Problem: Make a verbatim copy of the entries below; pictures stay out.

Records to use:
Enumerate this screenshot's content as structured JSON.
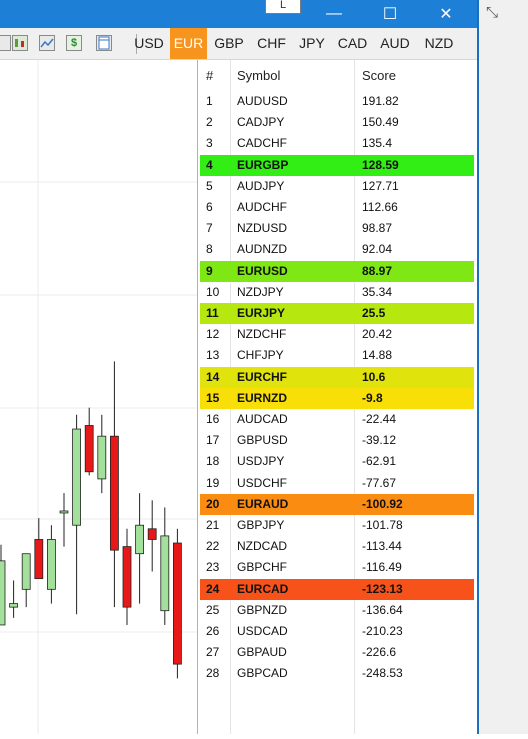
{
  "window": {
    "minimize_glyph": "—",
    "maximize_glyph": "☐",
    "close_glyph": "✕",
    "restore_glyph": "L",
    "fullscreen_icon": "expand-arrows-icon"
  },
  "toolbar": {
    "icons": [
      "settings-icon",
      "candlestick-chart-icon",
      "line-chart-icon",
      "dollar-icon",
      "template-icon"
    ],
    "currencies": [
      "USD",
      "EUR",
      "GBP",
      "CHF",
      "JPY",
      "CAD",
      "AUD",
      "NZD"
    ],
    "active_currency": "EUR",
    "active_color": "#f7941d"
  },
  "table": {
    "columns": [
      "#",
      "Symbol",
      "Score"
    ],
    "rows": [
      {
        "rank": "1",
        "symbol": "AUDUSD",
        "score": "191.82"
      },
      {
        "rank": "2",
        "symbol": "CADJPY",
        "score": "150.49"
      },
      {
        "rank": "3",
        "symbol": "CADCHF",
        "score": "135.4"
      },
      {
        "rank": "4",
        "symbol": "EURGBP",
        "score": "128.59",
        "color": "#33ee14"
      },
      {
        "rank": "5",
        "symbol": "AUDJPY",
        "score": "127.71"
      },
      {
        "rank": "6",
        "symbol": "AUDCHF",
        "score": "112.66"
      },
      {
        "rank": "7",
        "symbol": "NZDUSD",
        "score": "98.87"
      },
      {
        "rank": "8",
        "symbol": "AUDNZD",
        "score": "92.04"
      },
      {
        "rank": "9",
        "symbol": "EURUSD",
        "score": "88.97",
        "color": "#7fe714"
      },
      {
        "rank": "10",
        "symbol": "NZDJPY",
        "score": "35.34"
      },
      {
        "rank": "11",
        "symbol": "EURJPY",
        "score": "25.5",
        "color": "#b6e80f"
      },
      {
        "rank": "12",
        "symbol": "NZDCHF",
        "score": "20.42"
      },
      {
        "rank": "13",
        "symbol": "CHFJPY",
        "score": "14.88"
      },
      {
        "rank": "14",
        "symbol": "EURCHF",
        "score": "10.6",
        "color": "#e1e40c"
      },
      {
        "rank": "15",
        "symbol": "EURNZD",
        "score": "-9.8",
        "color": "#f7df07"
      },
      {
        "rank": "16",
        "symbol": "AUDCAD",
        "score": "-22.44"
      },
      {
        "rank": "17",
        "symbol": "GBPUSD",
        "score": "-39.12"
      },
      {
        "rank": "18",
        "symbol": "USDJPY",
        "score": "-62.91"
      },
      {
        "rank": "19",
        "symbol": "USDCHF",
        "score": "-77.67"
      },
      {
        "rank": "20",
        "symbol": "EURAUD",
        "score": "-100.92",
        "color": "#fb8c12"
      },
      {
        "rank": "21",
        "symbol": "GBPJPY",
        "score": "-101.78"
      },
      {
        "rank": "22",
        "symbol": "NZDCAD",
        "score": "-113.44"
      },
      {
        "rank": "23",
        "symbol": "GBPCHF",
        "score": "-116.49"
      },
      {
        "rank": "24",
        "symbol": "EURCAD",
        "score": "-123.13",
        "color": "#f6521a"
      },
      {
        "rank": "25",
        "symbol": "GBPNZD",
        "score": "-136.64"
      },
      {
        "rank": "26",
        "symbol": "USDCAD",
        "score": "-210.23"
      },
      {
        "rank": "27",
        "symbol": "GBPAUD",
        "score": "-226.6"
      },
      {
        "rank": "28",
        "symbol": "GBPCAD",
        "score": "-248.53"
      }
    ]
  },
  "chart": {
    "candles": [
      {
        "open": 1.066,
        "high": 1.075,
        "low": 1.03,
        "close": 1.03,
        "color": "up"
      },
      {
        "open": 1.04,
        "high": 1.055,
        "low": 1.034,
        "close": 1.042,
        "color": "up"
      },
      {
        "open": 1.05,
        "high": 1.06,
        "low": 1.04,
        "close": 1.07,
        "color": "up"
      },
      {
        "open": 1.078,
        "high": 1.09,
        "low": 1.06,
        "close": 1.056,
        "color": "down"
      },
      {
        "open": 1.05,
        "high": 1.086,
        "low": 1.042,
        "close": 1.078,
        "color": "up"
      },
      {
        "open": 1.094,
        "high": 1.104,
        "low": 1.074,
        "close": 1.094,
        "color": "up"
      },
      {
        "open": 1.086,
        "high": 1.148,
        "low": 1.036,
        "close": 1.14,
        "color": "up"
      },
      {
        "open": 1.142,
        "high": 1.152,
        "low": 1.114,
        "close": 1.116,
        "color": "down"
      },
      {
        "open": 1.112,
        "high": 1.148,
        "low": 1.104,
        "close": 1.136,
        "color": "up"
      },
      {
        "open": 1.136,
        "high": 1.178,
        "low": 1.04,
        "close": 1.072,
        "color": "down"
      },
      {
        "open": 1.074,
        "high": 1.084,
        "low": 1.03,
        "close": 1.04,
        "color": "down"
      },
      {
        "open": 1.07,
        "high": 1.104,
        "low": 1.042,
        "close": 1.086,
        "color": "up"
      },
      {
        "open": 1.084,
        "high": 1.1,
        "low": 1.06,
        "close": 1.078,
        "color": "down"
      },
      {
        "open": 1.08,
        "high": 1.096,
        "low": 1.03,
        "close": 1.038,
        "color": "up"
      },
      {
        "open": 1.076,
        "high": 1.084,
        "low": 1.0,
        "close": 1.008,
        "color": "down"
      }
    ]
  }
}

Finished exercise:
Enumerate this screenshot's content as structured JSON.
{
  "window": {
    "minimize_glyph": "—",
    "maximize_glyph": "☐",
    "close_glyph": "✕",
    "restore_glyph": "L",
    "fullscreen_icon": "expand-arrows-icon"
  },
  "toolbar": {
    "icons": [
      "settings-icon",
      "candlestick-chart-icon",
      "line-chart-icon",
      "dollar-icon",
      "template-icon"
    ],
    "currencies": [
      "USD",
      "EUR",
      "GBP",
      "CHF",
      "JPY",
      "CAD",
      "AUD",
      "NZD"
    ],
    "active_currency": "EUR",
    "active_color": "#f7941d"
  },
  "table": {
    "columns": [
      "#",
      "Symbol",
      "Score"
    ],
    "rows": [
      {
        "rank": "1",
        "symbol": "AUDUSD",
        "score": "191.82"
      },
      {
        "rank": "2",
        "symbol": "CADJPY",
        "score": "150.49"
      },
      {
        "rank": "3",
        "symbol": "CADCHF",
        "score": "135.4"
      },
      {
        "rank": "4",
        "symbol": "EURGBP",
        "score": "128.59",
        "color": "#33ee14"
      },
      {
        "rank": "5",
        "symbol": "AUDJPY",
        "score": "127.71"
      },
      {
        "rank": "6",
        "symbol": "AUDCHF",
        "score": "112.66"
      },
      {
        "rank": "7",
        "symbol": "NZDUSD",
        "score": "98.87"
      },
      {
        "rank": "8",
        "symbol": "AUDNZD",
        "score": "92.04"
      },
      {
        "rank": "9",
        "symbol": "EURUSD",
        "score": "88.97",
        "color": "#7fe714"
      },
      {
        "rank": "10",
        "symbol": "NZDJPY",
        "score": "35.34"
      },
      {
        "rank": "11",
        "symbol": "EURJPY",
        "score": "25.5",
        "color": "#b6e80f"
      },
      {
        "rank": "12",
        "symbol": "NZDCHF",
        "score": "20.42"
      },
      {
        "rank": "13",
        "symbol": "CHFJPY",
        "score": "14.88"
      },
      {
        "rank": "14",
        "symbol": "EURCHF",
        "score": "10.6",
        "color": "#e1e40c"
      },
      {
        "rank": "15",
        "symbol": "EURNZD",
        "score": "-9.8",
        "color": "#f7df07"
      },
      {
        "rank": "16",
        "symbol": "AUDCAD",
        "score": "-22.44"
      },
      {
        "rank": "17",
        "symbol": "GBPUSD",
        "score": "-39.12"
      },
      {
        "rank": "18",
        "symbol": "USDJPY",
        "score": "-62.91"
      },
      {
        "rank": "19",
        "symbol": "USDCHF",
        "score": "-77.67"
      },
      {
        "rank": "20",
        "symbol": "EURAUD",
        "score": "-100.92",
        "color": "#fb8c12"
      },
      {
        "rank": "21",
        "symbol": "GBPJPY",
        "score": "-101.78"
      },
      {
        "rank": "22",
        "symbol": "NZDCAD",
        "score": "-113.44"
      },
      {
        "rank": "23",
        "symbol": "GBPCHF",
        "score": "-116.49"
      },
      {
        "rank": "24",
        "symbol": "EURCAD",
        "score": "-123.13",
        "color": "#f6521a"
      },
      {
        "rank": "25",
        "symbol": "GBPNZD",
        "score": "-136.64"
      },
      {
        "rank": "26",
        "symbol": "USDCAD",
        "score": "-210.23"
      },
      {
        "rank": "27",
        "symbol": "GBPAUD",
        "score": "-226.6"
      },
      {
        "rank": "28",
        "symbol": "GBPCAD",
        "score": "-248.53"
      }
    ]
  },
  "chart": {
    "candles": [
      {
        "open": 1.066,
        "high": 1.075,
        "low": 1.03,
        "close": 1.03,
        "color": "up"
      },
      {
        "open": 1.04,
        "high": 1.055,
        "low": 1.034,
        "close": 1.042,
        "color": "up"
      },
      {
        "open": 1.05,
        "high": 1.06,
        "low": 1.04,
        "close": 1.07,
        "color": "up"
      },
      {
        "open": 1.078,
        "high": 1.09,
        "low": 1.06,
        "close": 1.056,
        "color": "down"
      },
      {
        "open": 1.05,
        "high": 1.086,
        "low": 1.042,
        "close": 1.078,
        "color": "up"
      },
      {
        "open": 1.094,
        "high": 1.104,
        "low": 1.074,
        "close": 1.094,
        "color": "up"
      },
      {
        "open": 1.086,
        "high": 1.148,
        "low": 1.036,
        "close": 1.14,
        "color": "up"
      },
      {
        "open": 1.142,
        "high": 1.152,
        "low": 1.114,
        "close": 1.116,
        "color": "down"
      },
      {
        "open": 1.112,
        "high": 1.148,
        "low": 1.104,
        "close": 1.136,
        "color": "up"
      },
      {
        "open": 1.136,
        "high": 1.178,
        "low": 1.04,
        "close": 1.072,
        "color": "down"
      },
      {
        "open": 1.074,
        "high": 1.084,
        "low": 1.03,
        "close": 1.04,
        "color": "down"
      },
      {
        "open": 1.07,
        "high": 1.104,
        "low": 1.042,
        "close": 1.086,
        "color": "up"
      },
      {
        "open": 1.084,
        "high": 1.1,
        "low": 1.06,
        "close": 1.078,
        "color": "down"
      },
      {
        "open": 1.08,
        "high": 1.096,
        "low": 1.03,
        "close": 1.038,
        "color": "up"
      },
      {
        "open": 1.076,
        "high": 1.084,
        "low": 1.0,
        "close": 1.008,
        "color": "down"
      }
    ]
  }
}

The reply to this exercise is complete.